- **Task to complete**
The answer should be each line of the records that contains the word "this"; please copy them all.

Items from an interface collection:
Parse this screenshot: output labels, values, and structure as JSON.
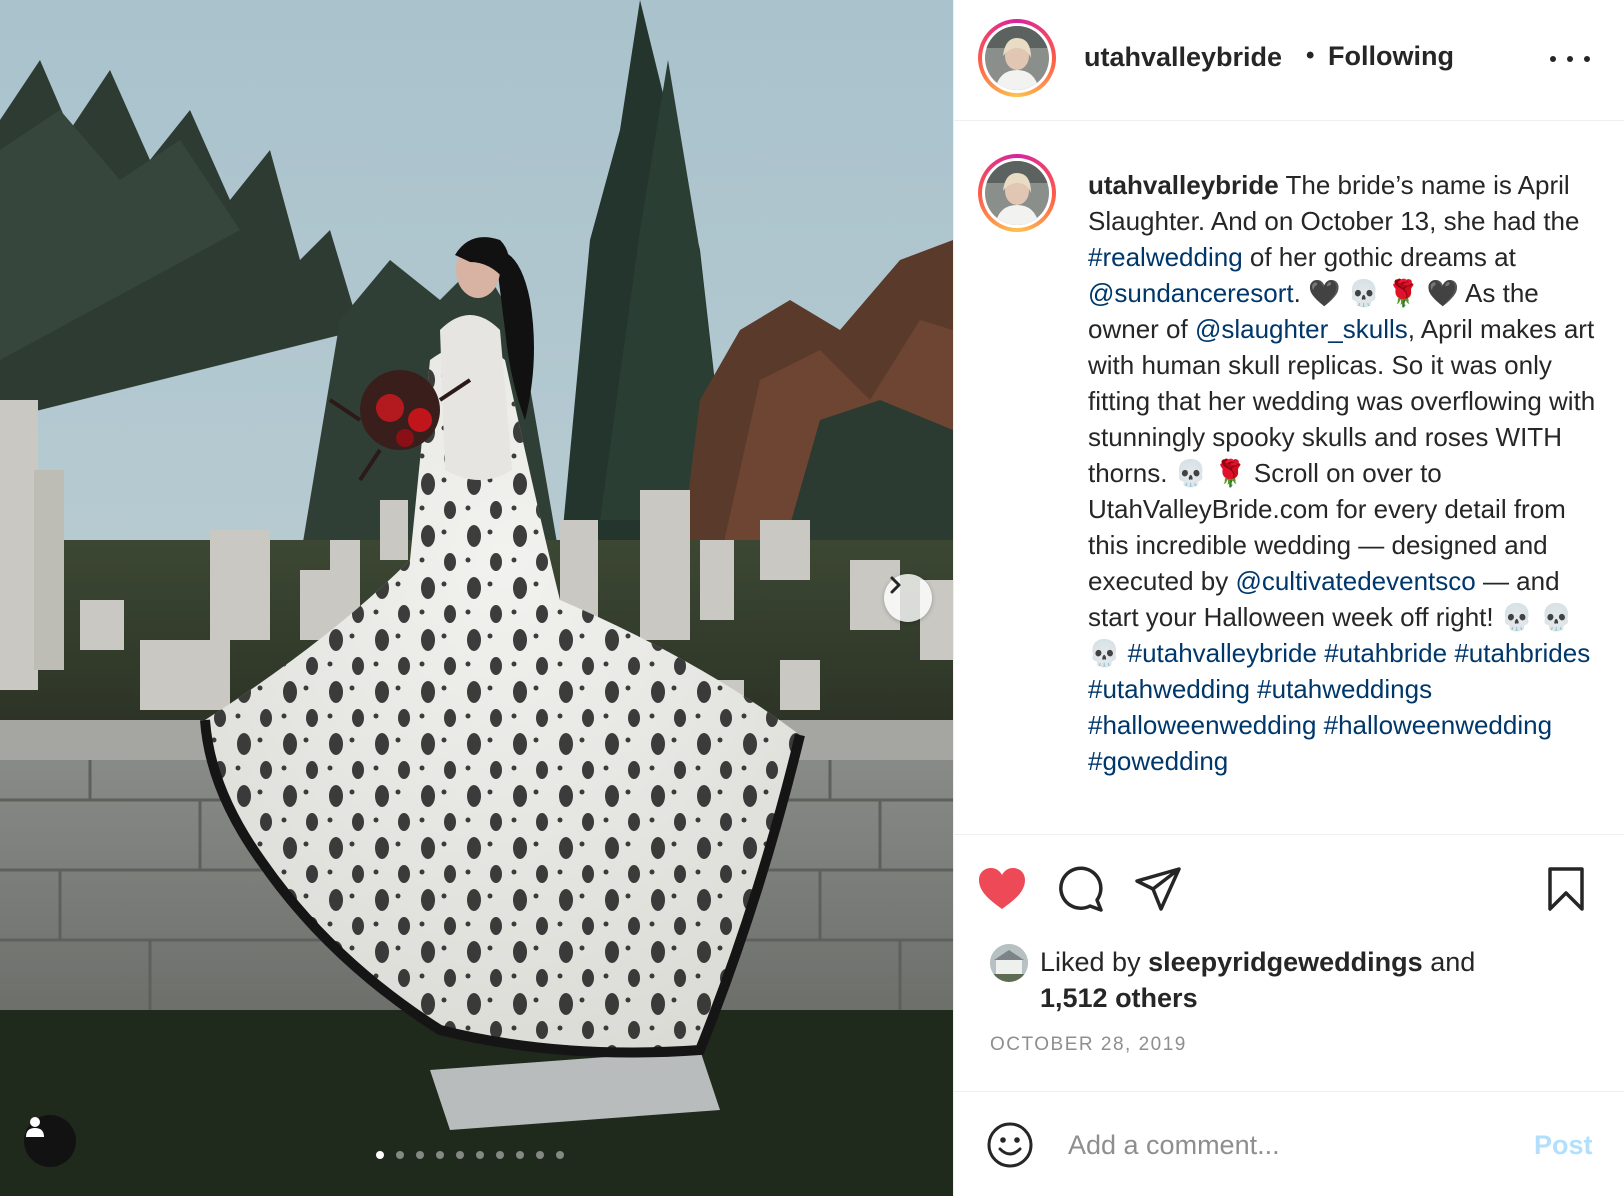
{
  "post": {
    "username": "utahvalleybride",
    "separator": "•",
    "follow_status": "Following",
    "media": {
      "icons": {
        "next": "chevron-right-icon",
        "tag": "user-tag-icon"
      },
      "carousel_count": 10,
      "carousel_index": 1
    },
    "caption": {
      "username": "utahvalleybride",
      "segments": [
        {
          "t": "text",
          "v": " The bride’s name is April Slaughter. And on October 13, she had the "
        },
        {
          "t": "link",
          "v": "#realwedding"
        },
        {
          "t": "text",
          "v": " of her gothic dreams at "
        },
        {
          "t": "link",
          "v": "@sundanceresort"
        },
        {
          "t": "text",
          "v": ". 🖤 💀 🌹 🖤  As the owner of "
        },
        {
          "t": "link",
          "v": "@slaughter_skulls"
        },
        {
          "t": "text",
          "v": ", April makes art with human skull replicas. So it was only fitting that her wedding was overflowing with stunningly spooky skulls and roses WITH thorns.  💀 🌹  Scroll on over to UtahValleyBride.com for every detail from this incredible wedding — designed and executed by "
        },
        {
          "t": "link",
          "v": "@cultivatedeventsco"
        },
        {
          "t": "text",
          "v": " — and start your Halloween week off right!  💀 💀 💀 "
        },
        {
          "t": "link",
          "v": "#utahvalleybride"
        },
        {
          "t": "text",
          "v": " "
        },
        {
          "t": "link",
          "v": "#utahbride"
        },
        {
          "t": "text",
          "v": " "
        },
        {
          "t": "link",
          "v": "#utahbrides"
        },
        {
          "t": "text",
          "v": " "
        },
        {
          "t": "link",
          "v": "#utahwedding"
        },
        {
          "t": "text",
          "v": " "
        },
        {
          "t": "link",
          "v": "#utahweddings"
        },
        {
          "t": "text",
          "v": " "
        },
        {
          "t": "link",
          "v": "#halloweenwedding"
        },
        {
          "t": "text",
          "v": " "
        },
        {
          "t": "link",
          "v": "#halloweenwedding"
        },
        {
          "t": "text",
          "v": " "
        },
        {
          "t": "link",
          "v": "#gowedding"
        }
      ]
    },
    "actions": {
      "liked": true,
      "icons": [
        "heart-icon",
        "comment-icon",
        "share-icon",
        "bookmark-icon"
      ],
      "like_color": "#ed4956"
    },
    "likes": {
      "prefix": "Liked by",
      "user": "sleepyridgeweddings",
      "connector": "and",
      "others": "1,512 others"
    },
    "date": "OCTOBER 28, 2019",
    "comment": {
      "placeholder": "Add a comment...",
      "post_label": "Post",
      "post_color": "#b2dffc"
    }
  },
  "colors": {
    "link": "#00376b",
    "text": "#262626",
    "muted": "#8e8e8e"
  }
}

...

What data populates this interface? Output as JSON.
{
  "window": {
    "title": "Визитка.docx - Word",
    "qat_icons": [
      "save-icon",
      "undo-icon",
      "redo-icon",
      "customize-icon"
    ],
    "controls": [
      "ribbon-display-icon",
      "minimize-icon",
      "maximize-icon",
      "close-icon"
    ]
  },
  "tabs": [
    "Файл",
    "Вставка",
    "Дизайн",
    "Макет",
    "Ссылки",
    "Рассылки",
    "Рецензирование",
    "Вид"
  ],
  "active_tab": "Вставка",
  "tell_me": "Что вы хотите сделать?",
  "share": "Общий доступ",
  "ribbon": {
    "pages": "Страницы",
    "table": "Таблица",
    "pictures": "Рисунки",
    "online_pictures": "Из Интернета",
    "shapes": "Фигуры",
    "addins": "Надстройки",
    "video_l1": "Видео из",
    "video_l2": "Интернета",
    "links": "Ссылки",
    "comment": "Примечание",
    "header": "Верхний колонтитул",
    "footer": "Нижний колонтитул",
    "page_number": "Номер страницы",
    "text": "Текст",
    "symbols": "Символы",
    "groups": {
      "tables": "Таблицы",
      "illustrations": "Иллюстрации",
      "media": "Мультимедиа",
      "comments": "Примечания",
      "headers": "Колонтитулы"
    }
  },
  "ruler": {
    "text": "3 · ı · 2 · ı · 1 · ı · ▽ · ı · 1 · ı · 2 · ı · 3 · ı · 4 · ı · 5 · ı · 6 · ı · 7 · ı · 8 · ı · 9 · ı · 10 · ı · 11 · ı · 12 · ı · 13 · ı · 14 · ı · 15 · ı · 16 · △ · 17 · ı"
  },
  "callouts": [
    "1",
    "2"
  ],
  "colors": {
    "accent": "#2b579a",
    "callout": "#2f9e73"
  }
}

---

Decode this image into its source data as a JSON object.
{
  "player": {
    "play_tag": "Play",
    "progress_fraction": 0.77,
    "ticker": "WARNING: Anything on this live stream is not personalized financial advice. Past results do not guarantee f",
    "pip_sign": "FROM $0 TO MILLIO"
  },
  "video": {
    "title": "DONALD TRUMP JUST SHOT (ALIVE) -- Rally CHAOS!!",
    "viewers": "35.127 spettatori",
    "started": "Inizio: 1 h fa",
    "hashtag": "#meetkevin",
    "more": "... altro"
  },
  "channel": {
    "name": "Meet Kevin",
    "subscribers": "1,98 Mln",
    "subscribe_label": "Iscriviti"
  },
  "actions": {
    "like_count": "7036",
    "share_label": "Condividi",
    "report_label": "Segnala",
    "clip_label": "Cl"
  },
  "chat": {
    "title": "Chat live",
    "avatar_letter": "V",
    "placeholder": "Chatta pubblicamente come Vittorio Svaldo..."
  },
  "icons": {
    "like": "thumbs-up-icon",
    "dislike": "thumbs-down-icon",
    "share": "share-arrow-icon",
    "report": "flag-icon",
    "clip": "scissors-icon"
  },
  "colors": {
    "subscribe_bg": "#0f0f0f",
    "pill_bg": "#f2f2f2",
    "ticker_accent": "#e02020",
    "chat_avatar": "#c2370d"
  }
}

- **Task output**
Parse this screenshot: output labels, values, and structure as JSON.
          "v": ", April makes art with human skull replicas. So it was only fitting that her wedding was overflowing with stunningly spooky skulls and roses WITH thorns.  💀 🌹  Scroll on over to UtahValleyBride.com for every detail from this incredible wedding — designed and executed by "
What data populates this interface? Output as JSON.
Decode this image into its source data as a JSON object.
    "ticker": "WARNING: Anything on this live stream is not personalized financial advice. Past results do not guarantee f",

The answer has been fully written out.